Now remembering that jade pendant when dusting that picture of me sitting on the grass, all smiles, wearing a jade and gold silk print dress, the circular skirt all spread out around me, that’s how he saw me then when snapping my picture. Whatever we were thinking was left unsaid.
“Just so I don’t lose you, as a patient, Laura,” and here I am in a yellow silk dress walking the promenade, Mannie coming in the distance, my steps quicken, running up to greet him.
“I finally got away,” he said, giving me a hug. “Did you get to see the co-op?”
“It’s not for us, Mannie, it’s just too high-tone. We’d be out of place!”
“Now, now, Laura, you’re so naïve – so naïve, I don’t know why I love you,” kissing the palm of my hand as we walked. “But don’t ever lose that quality because that’s what I love in you.”
About to ask him, “What quality? What naivety?”
As if reading my thoughts, “You just are – there’s no reason. I don’t know --- you just are.” In all of our fifty-three years of marriage that was all I could ever get out of him. Even in an argument.
“What’s the difference,” he’d say, “I love you.”
Dr. Oakton's Funeral
When Dr. Oakton died, years later, at his funeral I sat next to a typical Picasso’s Weeping Woman, the handkerchief never left her face.

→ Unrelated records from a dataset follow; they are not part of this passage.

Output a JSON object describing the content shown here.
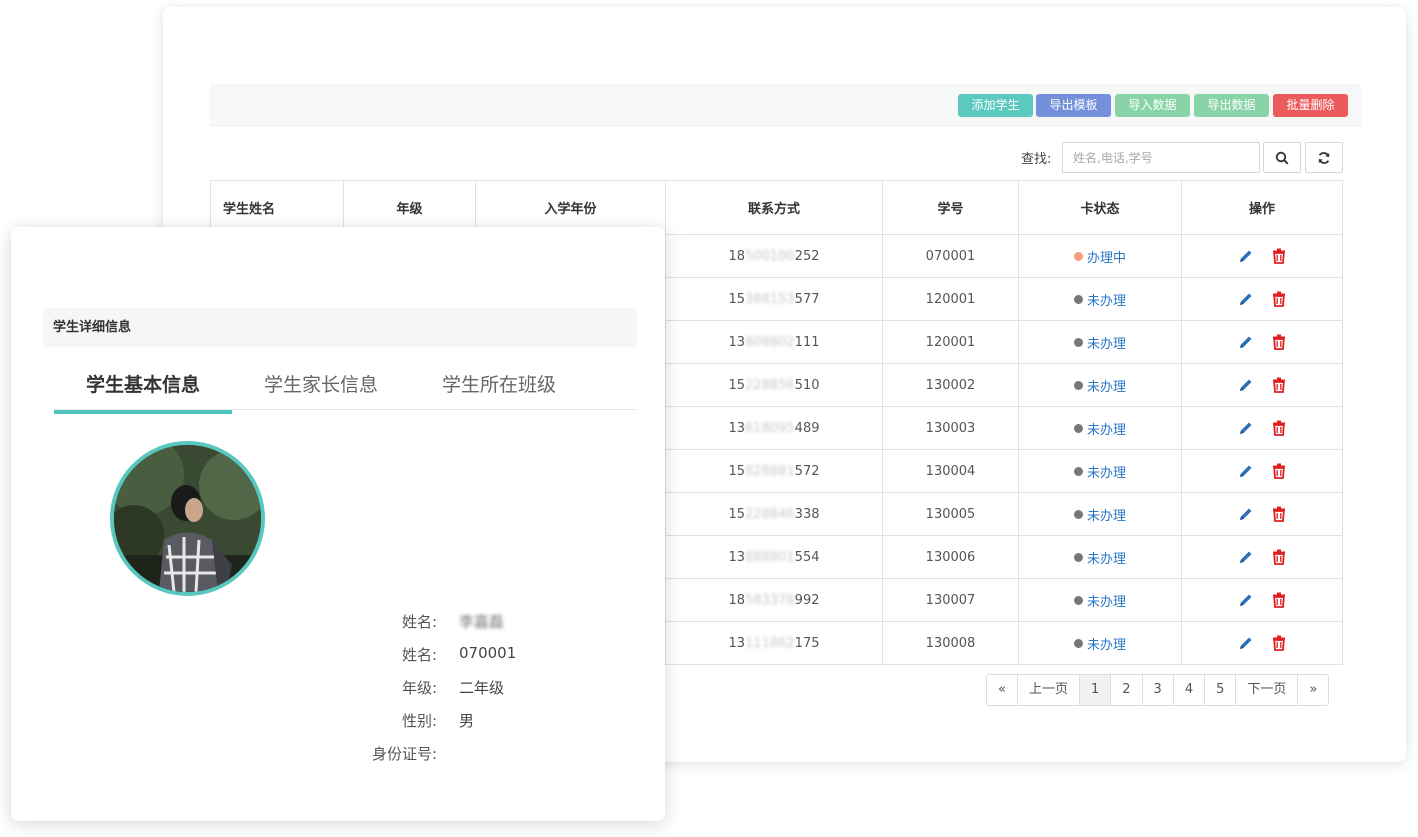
{
  "toolbar": {
    "buttons": [
      {
        "label": "添加学生",
        "color": "#5cc9c1"
      },
      {
        "label": "导出模板",
        "color": "#7590db"
      },
      {
        "label": "导入数据",
        "color": "#88d3a8"
      },
      {
        "label": "导出数据",
        "color": "#88d3a8"
      },
      {
        "label": "批量删除",
        "color": "#ec5b5b"
      }
    ]
  },
  "search": {
    "label": "查找:",
    "placeholder": "姓名,电话,学号",
    "search_icon": "search-icon",
    "refresh_icon": "refresh-icon"
  },
  "table": {
    "headers": [
      "学生姓名",
      "年级",
      "入学年份",
      "联系方式",
      "学号",
      "卡状态",
      "操作"
    ],
    "rows": [
      {
        "phone_a": "18",
        "phone_b": "500100",
        "phone_c": "252",
        "id": "070001",
        "status": "办理中",
        "status_color": "#f4a07a"
      },
      {
        "phone_a": "15",
        "phone_b": "388153",
        "phone_c": "577",
        "id": "120001",
        "status": "未办理",
        "status_color": "#777777"
      },
      {
        "phone_a": "13",
        "phone_b": "808802",
        "phone_c": "111",
        "id": "120001",
        "status": "未办理",
        "status_color": "#777777"
      },
      {
        "phone_a": "15",
        "phone_b": "228856",
        "phone_c": "510",
        "id": "130002",
        "status": "未办理",
        "status_color": "#777777"
      },
      {
        "phone_a": "13",
        "phone_b": "618095",
        "phone_c": "489",
        "id": "130003",
        "status": "未办理",
        "status_color": "#777777"
      },
      {
        "phone_a": "15",
        "phone_b": "828881",
        "phone_c": "572",
        "id": "130004",
        "status": "未办理",
        "status_color": "#777777"
      },
      {
        "phone_a": "15",
        "phone_b": "228846",
        "phone_c": "338",
        "id": "130005",
        "status": "未办理",
        "status_color": "#777777"
      },
      {
        "phone_a": "13",
        "phone_b": "888801",
        "phone_c": "554",
        "id": "130006",
        "status": "未办理",
        "status_color": "#777777"
      },
      {
        "phone_a": "18",
        "phone_b": "583378",
        "phone_c": "992",
        "id": "130007",
        "status": "未办理",
        "status_color": "#777777"
      },
      {
        "phone_a": "13",
        "phone_b": "111862",
        "phone_c": "175",
        "id": "130008",
        "status": "未办理",
        "status_color": "#777777"
      }
    ],
    "edit_icon": "pencil-icon",
    "delete_icon": "trash-icon"
  },
  "pager": {
    "first": "«",
    "prev": "上一页",
    "pages": [
      "1",
      "2",
      "3",
      "4",
      "5"
    ],
    "next": "下一页",
    "last": "»",
    "current": "1"
  },
  "detail": {
    "title": "学生详细信息",
    "tabs": [
      "学生基本信息",
      "学生家长信息",
      "学生所在班级"
    ],
    "fields": [
      {
        "label": "姓名:",
        "value": "李嘉磊"
      },
      {
        "label": "姓名:",
        "value": "070001"
      },
      {
        "label": "年级:",
        "value": "二年级"
      },
      {
        "label": "性别:",
        "value": "男"
      },
      {
        "label": "身份证号:",
        "value": ""
      }
    ],
    "accent": "#4fc4bd"
  }
}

“Dr. Oakton saved my son’s life,” she said. “Something growing inside of him that he found. He wrote a letter. The army allowed Dr. Oakton to treat him.”
Standing Kaddish and following the old men’s prayers around his coffin, I had my remembrances.

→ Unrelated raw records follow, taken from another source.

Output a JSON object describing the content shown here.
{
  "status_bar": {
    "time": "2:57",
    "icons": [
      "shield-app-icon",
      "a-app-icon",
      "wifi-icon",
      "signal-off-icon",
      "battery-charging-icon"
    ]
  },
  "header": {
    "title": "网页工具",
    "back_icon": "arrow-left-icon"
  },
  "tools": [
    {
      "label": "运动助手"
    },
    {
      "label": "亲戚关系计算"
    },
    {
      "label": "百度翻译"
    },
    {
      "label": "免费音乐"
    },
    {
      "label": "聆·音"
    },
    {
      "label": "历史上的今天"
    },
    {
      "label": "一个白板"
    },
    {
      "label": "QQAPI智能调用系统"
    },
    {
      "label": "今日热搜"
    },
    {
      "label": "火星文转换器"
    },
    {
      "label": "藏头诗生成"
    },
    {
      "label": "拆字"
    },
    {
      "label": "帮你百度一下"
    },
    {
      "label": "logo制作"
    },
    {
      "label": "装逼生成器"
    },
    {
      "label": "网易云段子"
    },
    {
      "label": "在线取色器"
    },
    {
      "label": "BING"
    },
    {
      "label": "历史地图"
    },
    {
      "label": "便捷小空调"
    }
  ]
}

He once said, “I always learn something from my patients, so that I can pass on their gathered experience to others, from patient to patient, not that I pick and choose the patient I learn from most. One patient I had, I always knew that I would have an attachment to him. He suffered a heart attack and I suffered with him. I sent him to a specialist, and am not ashamed to tell you I sobbed openly when I learned that he was gone.”
And now I was sobbing openly for him.
Again, I’m back in Dr. Oakton’s office. I feel locked in, poverty and inferiority are tied with heavy twine to these bars. I can’t get out. “I feel like I’m in a prison,” I say.
“You’re doing that all on your own,” he said, “Give yourself permission to get out. A prisoner in a 5x7 cell doesn’t have the keys. They can’t get out, but you can."
I hear crying at his coffin up front.